Here is a square cut quill pen fitted for modern writing, notice the end is rather chisel-like rather than coming to a sharp point as does the reed pen above.
The practical result of using a pointed pen is that the ancient scripts were written directly, with no variation of line, much like modern writing with a ball point pen. Such instruments are only capable of producing a line of uniform thickness. In ancient times there appears to be no evidence that Hebrew was ever written with a broad edged pen. Even the famous 2nd Temple inscription shows the same basic style seen in the Dead Sea Scrolls.

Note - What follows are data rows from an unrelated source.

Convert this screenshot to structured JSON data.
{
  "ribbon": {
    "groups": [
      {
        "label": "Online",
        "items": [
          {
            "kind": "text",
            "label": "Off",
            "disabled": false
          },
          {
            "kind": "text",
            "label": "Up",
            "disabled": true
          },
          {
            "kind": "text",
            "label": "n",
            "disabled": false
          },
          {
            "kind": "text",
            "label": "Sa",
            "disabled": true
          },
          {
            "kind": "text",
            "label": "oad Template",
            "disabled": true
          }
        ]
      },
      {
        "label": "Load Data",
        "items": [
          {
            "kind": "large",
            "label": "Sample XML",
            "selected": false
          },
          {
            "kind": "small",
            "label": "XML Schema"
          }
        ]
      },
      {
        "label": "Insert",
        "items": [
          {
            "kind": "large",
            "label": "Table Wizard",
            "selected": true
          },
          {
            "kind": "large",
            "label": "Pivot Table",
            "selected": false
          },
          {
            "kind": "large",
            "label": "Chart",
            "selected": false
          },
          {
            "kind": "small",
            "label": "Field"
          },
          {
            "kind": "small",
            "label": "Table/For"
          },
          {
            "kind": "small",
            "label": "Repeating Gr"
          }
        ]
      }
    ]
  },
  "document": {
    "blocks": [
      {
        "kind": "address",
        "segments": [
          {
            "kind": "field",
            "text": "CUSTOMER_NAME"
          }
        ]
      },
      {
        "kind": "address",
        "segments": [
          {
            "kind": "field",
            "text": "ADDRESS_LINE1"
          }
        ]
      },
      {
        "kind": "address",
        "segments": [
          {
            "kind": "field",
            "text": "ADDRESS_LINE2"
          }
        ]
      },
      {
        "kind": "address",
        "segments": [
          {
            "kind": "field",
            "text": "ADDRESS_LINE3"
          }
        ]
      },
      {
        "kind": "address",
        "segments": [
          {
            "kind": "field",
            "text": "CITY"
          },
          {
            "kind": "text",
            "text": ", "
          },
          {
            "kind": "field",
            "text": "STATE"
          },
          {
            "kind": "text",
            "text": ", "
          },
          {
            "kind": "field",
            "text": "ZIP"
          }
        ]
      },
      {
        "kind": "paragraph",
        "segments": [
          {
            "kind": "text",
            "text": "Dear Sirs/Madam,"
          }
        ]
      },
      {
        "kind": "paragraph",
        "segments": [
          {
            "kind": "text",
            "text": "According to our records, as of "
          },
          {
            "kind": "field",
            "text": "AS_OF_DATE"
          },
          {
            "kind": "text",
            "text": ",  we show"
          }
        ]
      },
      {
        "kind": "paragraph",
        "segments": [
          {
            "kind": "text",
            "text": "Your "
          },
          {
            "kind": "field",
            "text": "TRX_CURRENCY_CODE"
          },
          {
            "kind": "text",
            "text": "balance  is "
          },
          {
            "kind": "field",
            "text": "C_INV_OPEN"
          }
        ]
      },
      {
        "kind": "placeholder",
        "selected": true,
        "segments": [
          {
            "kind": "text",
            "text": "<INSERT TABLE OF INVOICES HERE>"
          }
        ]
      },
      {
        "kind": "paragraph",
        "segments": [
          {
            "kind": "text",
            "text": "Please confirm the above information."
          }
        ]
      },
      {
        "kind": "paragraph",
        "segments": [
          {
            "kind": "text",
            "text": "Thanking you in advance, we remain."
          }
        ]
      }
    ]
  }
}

Notice how closely the script of the Aleppo Codex is to that of manuscripts from the second Temple period, particularly the lamed, heh, dalet, tav and yud. As in the DSS (Dead Sea Scrolls) the foot of the heh extends all the way to the roof of the letter, making it look like a chet. Such remarkable similarity suggests that there must have been a manuscript connection between the 1st and 10th centuries that is now lost.
In the above image there are some remarkable differences however with the ancient script, particularly with the alef, the ayin and the shin. These letters instead of comprising simple line strokes are now developing small heads at the top of each stroke. And of course the giant purple elephant in the room is the fully developed system of vowel points called nekudot, not to mention the elaborate system of conjunctive and disjunctive accents, also known as trope indicating the melody to be used in reading the text.
Of particular interest to our study, is that the Aleppo Codex is written with a broad edged pen, unlike the Dead Sea Scrolls, or the Temple Inscription or in fact any of the Ktav Ivri texts. Thus, at some point between the 6th and 10th centuries CE, Jewish scribes at least in Eretz Yisrael began cutting their pens in a totally different way. My personal speculation as to the cause of this dramatic shift is that it was occasioned by the Islamic conquests of this period and exposure to Arabic calligraphy which to this day uses square cut reeds to achieve subtle fluctuations between thin and thick strokes.
A few final thoughts on the script of the 1st-10th centuries.
- In this period the ktav Ivri, which had coexisted together with the Aramaic script at least in royal inscriptions is completely abandoned.
- There is no evidence of two Hebrew scripts, one secular and the other for sacred use, during this period. Rather, the Hebrew script seems to have been thought evident enough to all, to obviate the need of detailed descriptions of its formation. The earliest scribal manual, Tractate Sofrim, dating from probably the 8th century CE makes absolutely no mention as to the form of the Hebrew letters. It does speak a great deal about spacing and layout, large and small letters, but has nothing to say about how the letters themselves are to be made.
- Tractate Sofrim does make the first reference to taggim (I believe) in history when it rules that the enlarged Bet at the beginning of the Torah should be crowned with four taggim.
- It is interesting to note that the Mishnah dating from around 200 CE, for whatever reason makes no mention of the laws of Sofrut.
- Within the Dead Sea Scrolls, one does observe many of the scribal principles outlined in Tractate Sofrim at work, with some variation. Therefore it seems logical to posit that within the sofrim as a group there was an intact tradition as to how sacred texts were to be written stretching from at least Temple times to the 8th century when tractate Sofrim was composed.
- Toward the end of this period Jewish scribes began to use square cut pens and develop a more elaborate, calligraphic form of writing, probably as a direct result of the Arab conquest of most of the Middle East.